Stillwater News

“Are we Getting a Warren Theater?” Mayor Will Joyce Explains.

Released:Apr 25, 2019

(Posted April 25, 2019)

Photo of Mayor Will Joyce











“Are we Getting a Warren Theater?” Mayor Will Joyce Explains:

There's been some discussion on Facebook today about movie theaters, tax incentives, and development in Stillwater. I've tried to keep up and answer questions where appropriate, but rather than chase all the threads, I figured it might be helpful to provide a quick FAQ on the topics being discussed.

1. Are we getting a Warren Theater? Maybe. I certainly hope so. We have announced previously that Warren is looking at several sites in Stillwater for a new theater, and the city has been involved in discussing what incentives might be available depending on the location and scope of the development. Those conversations are continuing, but nothing has been finalized.

2. Is the City going to give Warren incentive money? If the development happens in one of the areas of town when incentives are available, yes, it's possible that Warren will receive some incentives.

3. How much incentive money? That's still unclear, and it depends on the location and details of the development. If the theater is in the central reinvestment area covered by the new TIF, I would expect that Warren will request several million dollars in incentives.

4. Where does the incentive money come from? The money DOES NOT come from the city general fund. It DOES NOT come from road funding, or any other money that the City uses now to provide infrastructure or services. The money DOES NOT come out of any taxes you have paid, nor will it have any effect on your sales or property taxes. Tax incentive financing only uses the new property and sales tax generated by the development itself.

5. Why would we incentivize a private business to come to Stillwater? For better or worse, communities compete for these type of attractions, and other cities have been willing to provide millions of dollars in incentives, including Edmond, Midwest City, Broken Arrow, and Moore. In the case of movie theaters, several attempts have been made over the years, and multiple companies have expressed interest, but Stillwater was not willing or able to provide the requested incentives. The result has been that Stillwater loses thousands of dollars in sales taxes when our residents drive to those other communities to see a movie. Those sales taxes pay to maintain Edmond's streets and for Moore's new fire trucks. We need to keep them here.

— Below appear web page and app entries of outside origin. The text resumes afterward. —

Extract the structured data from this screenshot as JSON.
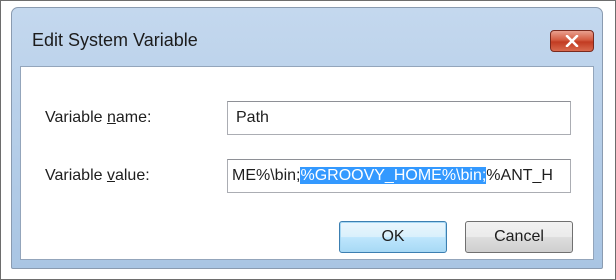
{
  "window": {
    "title": "Edit System Variable",
    "close_icon": "close-icon"
  },
  "fields": {
    "name": {
      "label_pre": "Variable ",
      "label_access": "n",
      "label_post": "ame:",
      "value": "Path"
    },
    "value": {
      "label_pre": "Variable ",
      "label_access": "v",
      "label_post": "alue:",
      "value_before": "ME%\\bin;",
      "value_selected": "%GROOVY_HOME%\\bin;",
      "value_after": "%ANT_H"
    }
  },
  "buttons": {
    "ok": "OK",
    "cancel": "Cancel"
  },
  "colors": {
    "selection": "#3399ff",
    "close_button": "#c23b22"
  }
}
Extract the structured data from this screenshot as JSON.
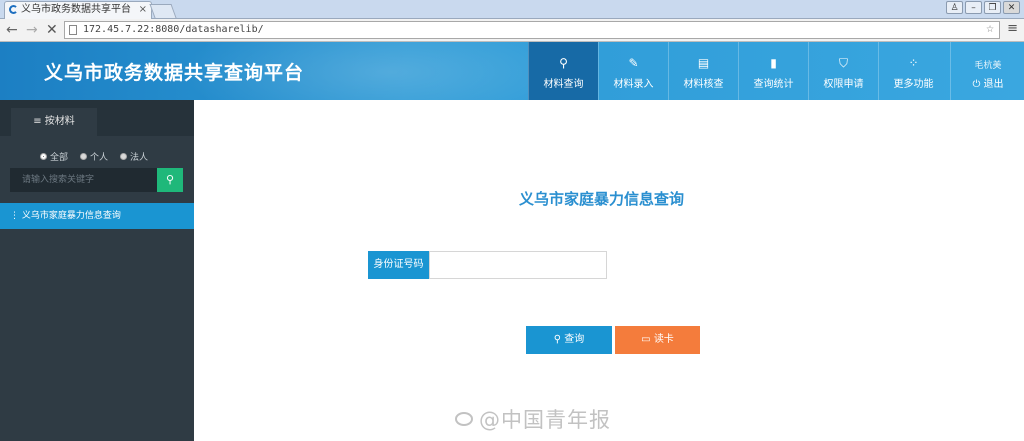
{
  "browser": {
    "tab_title": "义乌市政务数据共享平台",
    "tab_close": "×",
    "url": "172.45.7.22:8080/datasharelib/",
    "window_buttons": [
      "♙",
      "–",
      "❐",
      "✕"
    ],
    "nav": {
      "back": "←",
      "forward": "→",
      "stop": "✕"
    },
    "star": "☆",
    "menu": "≡"
  },
  "header": {
    "title": "义乌市政务数据共享查询平台",
    "nav_items": [
      {
        "icon": "search-icon",
        "glyph": "⚲",
        "label": "材料查询",
        "active": true
      },
      {
        "icon": "pen-icon",
        "glyph": "✎",
        "label": "材料录入",
        "active": false
      },
      {
        "icon": "card-icon",
        "glyph": "▤",
        "label": "材料核查",
        "active": false
      },
      {
        "icon": "bar-chart-icon",
        "glyph": "▮",
        "label": "查询统计",
        "active": false
      },
      {
        "icon": "shield-icon",
        "glyph": "⛉",
        "label": "权限申请",
        "active": false
      },
      {
        "icon": "grid-icon",
        "glyph": "⁘",
        "label": "更多功能",
        "active": false
      }
    ],
    "user": {
      "name": "毛杭美",
      "logout_icon": "⏻",
      "logout_label": "退出"
    }
  },
  "sidebar": {
    "tab_icon": "≡",
    "tab_label": "按材料",
    "radios": [
      {
        "label": "全部",
        "checked": true
      },
      {
        "label": "个人",
        "checked": false
      },
      {
        "label": "法人",
        "checked": false
      }
    ],
    "search_placeholder": "请输入搜索关键字",
    "search_icon": "⚲",
    "items": [
      {
        "marker": "⋮",
        "label": "义乌市家庭暴力信息查询"
      }
    ]
  },
  "main": {
    "title": "义乌市家庭暴力信息查询",
    "id_label": "身份证号码",
    "id_value": "",
    "query_icon": "⚲",
    "query_label": "查询",
    "read_icon": "▭",
    "read_label": "读卡"
  },
  "watermark": "@中国青年报"
}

6. Why would we incentivize a movie theater downtown? The Stillwater (Re)Investment Plan makes incentives available to encourage redevelopment in the central core of town. This location is important because of its proximity to campus and the existing infrastructure that badly needs to be updated. Rather than seeing more development pushed to the edges of town, requiring more new infrastructure and accompanying sprawl, traffic, and maintenance costs, we are encouraging business to redevelop dilapidated and underused parcels in the core. This allows the City to use its limited funds more efficiently and creates a more consolidated, vibrant, attractive area for residents and visitors.

7. How will a decision on incentives be made? If Warren decides to pursue a downtown location, they’ll present a request for incentives to the City. This request will be vetted by the downtown TIF review committee, made up of representatives from our local taxing entities (Payne County, the Public Schools, Meridian Tech) and four citizens (Jeremy Bale, John Killam, Mark Blakeman, and Susan Arrington). The committee will examine the anticipated financial benefits, tax revenues, and other factors. The committee’s meetings are open to the public. The committee with then make a recommendation to the City Council about whether to approve, deny, or modify the request. The City Council will then discuss the same issues in open meeting before making a final determination.

There are certainly a lot more questions that we will continue to discuss, and most of this is based on policy decisions that are really up to what we want to do as a community. Based on my conversations and the feedback I get, I believe that Stillwater is ready to invest in itself and pursue more opportunities to grow and prosper. You may not agree, and I get that. Let’s talk about it sometime. Email me at and we’ll set up a time to grab coffee.

Back to News